[What the exercise asks] Filter the listing for lines containing "text".
Information shown Start Marker
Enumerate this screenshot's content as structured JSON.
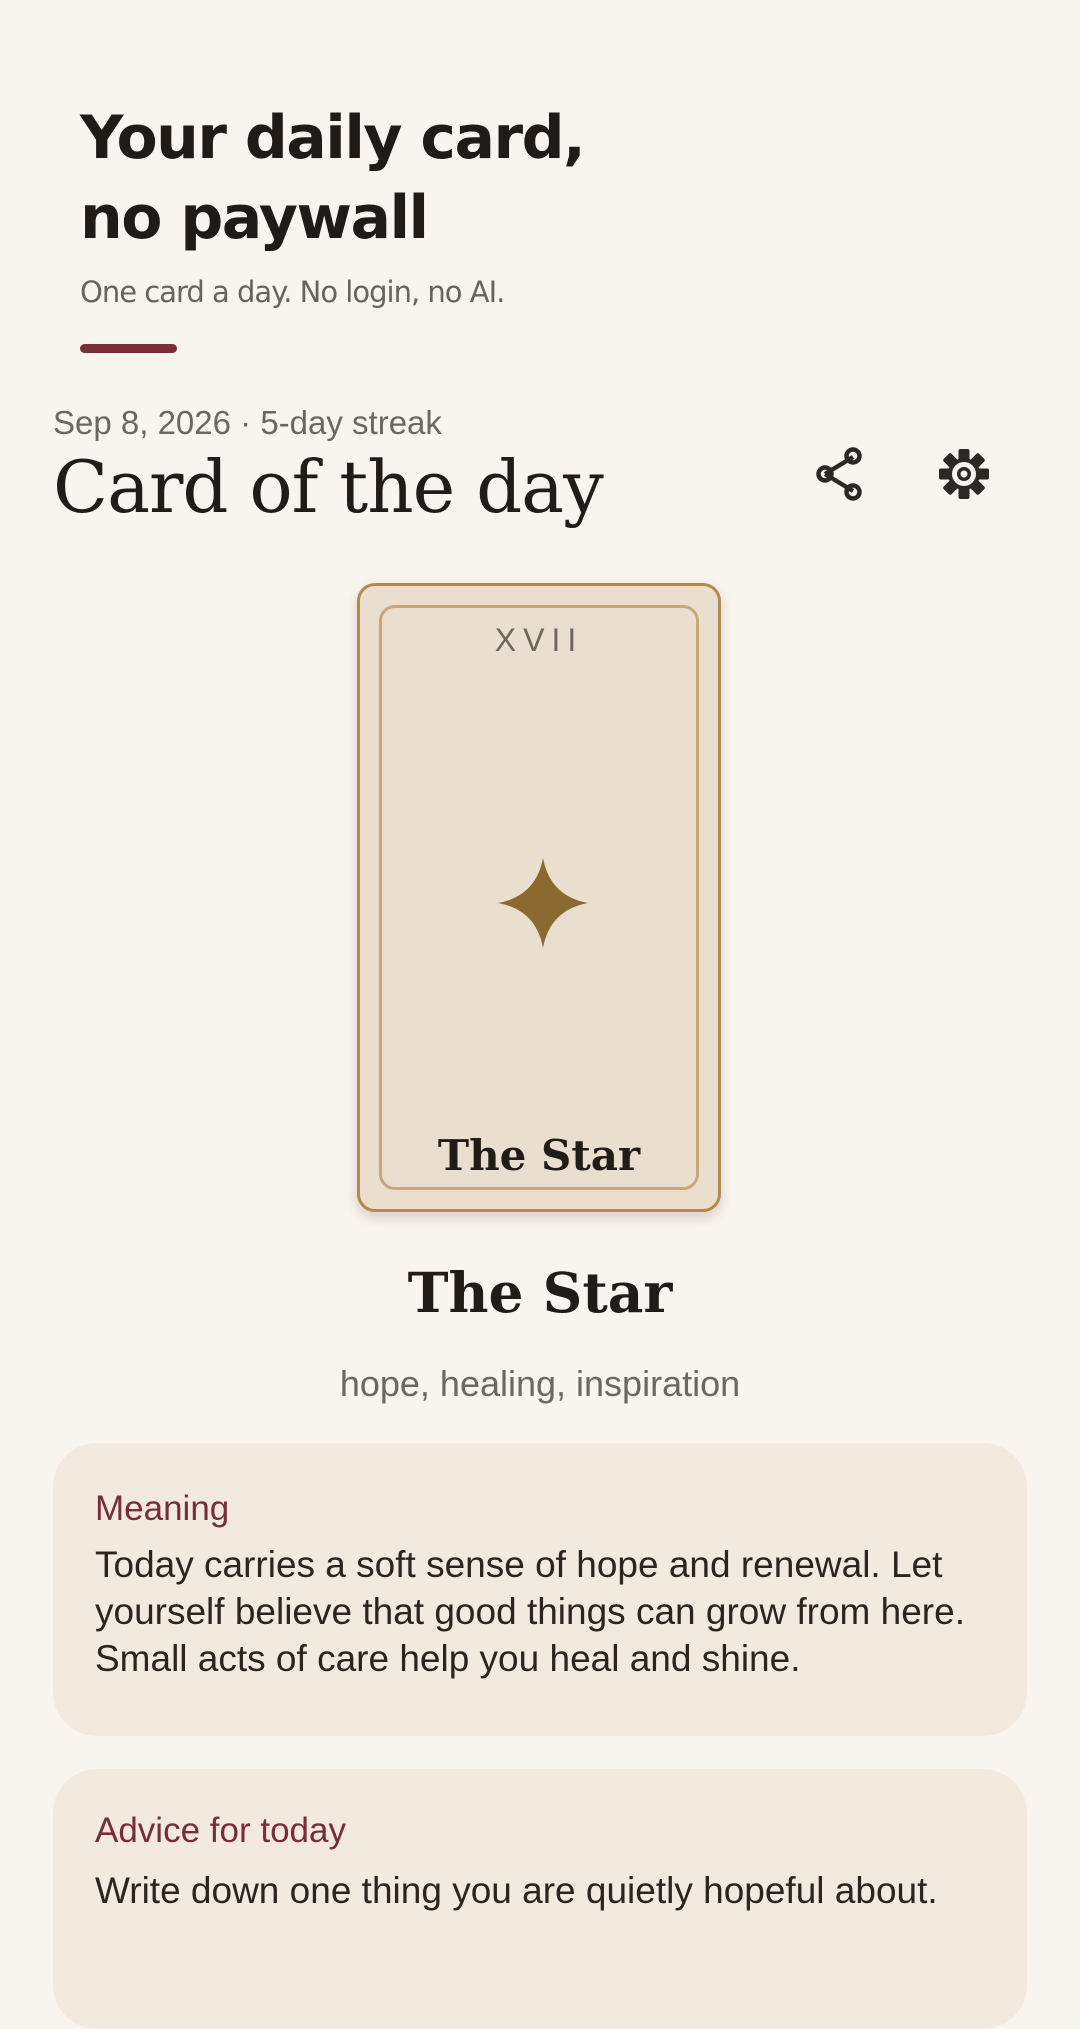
{
  "promo": {
    "headline": "Your daily card,\nno paywall",
    "subtitle": "One card a day. No login, no AI."
  },
  "header": {
    "date": "Sep 8, 2026",
    "separator": "·",
    "streak": "5-day streak",
    "meta_line": "Sep 8, 2026 · 5-day streak",
    "title": "Card of the day",
    "share_icon": "share-icon",
    "settings_icon": "gear-icon"
  },
  "card": {
    "numeral": "XVII",
    "symbol": "four-point-star-icon",
    "face_name": "The Star",
    "name": "The Star",
    "keywords": "hope, healing, inspiration"
  },
  "meaning": {
    "label": "Meaning",
    "text": "Today carries a soft sense of hope and renewal. Let yourself believe that good things can grow from here. Small acts of care help you heal and shine."
  },
  "advice": {
    "label": "Advice for today",
    "text": "Write down one thing you are quietly hopeful about."
  },
  "colors": {
    "background": "#f8f4ee",
    "accent": "#7a2d39",
    "card_gold": "#8a6a2e",
    "card_face": "#eadfce",
    "panel": "#f3eadf"
  }
}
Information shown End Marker
[Result of the exercise]
    "text": "Today carries a soft sense of hope and renewal. Let yourself believe that good things can grow from here. Small acts of care help you heal and shine."
    "text": "Write down one thing you are quietly hopeful about."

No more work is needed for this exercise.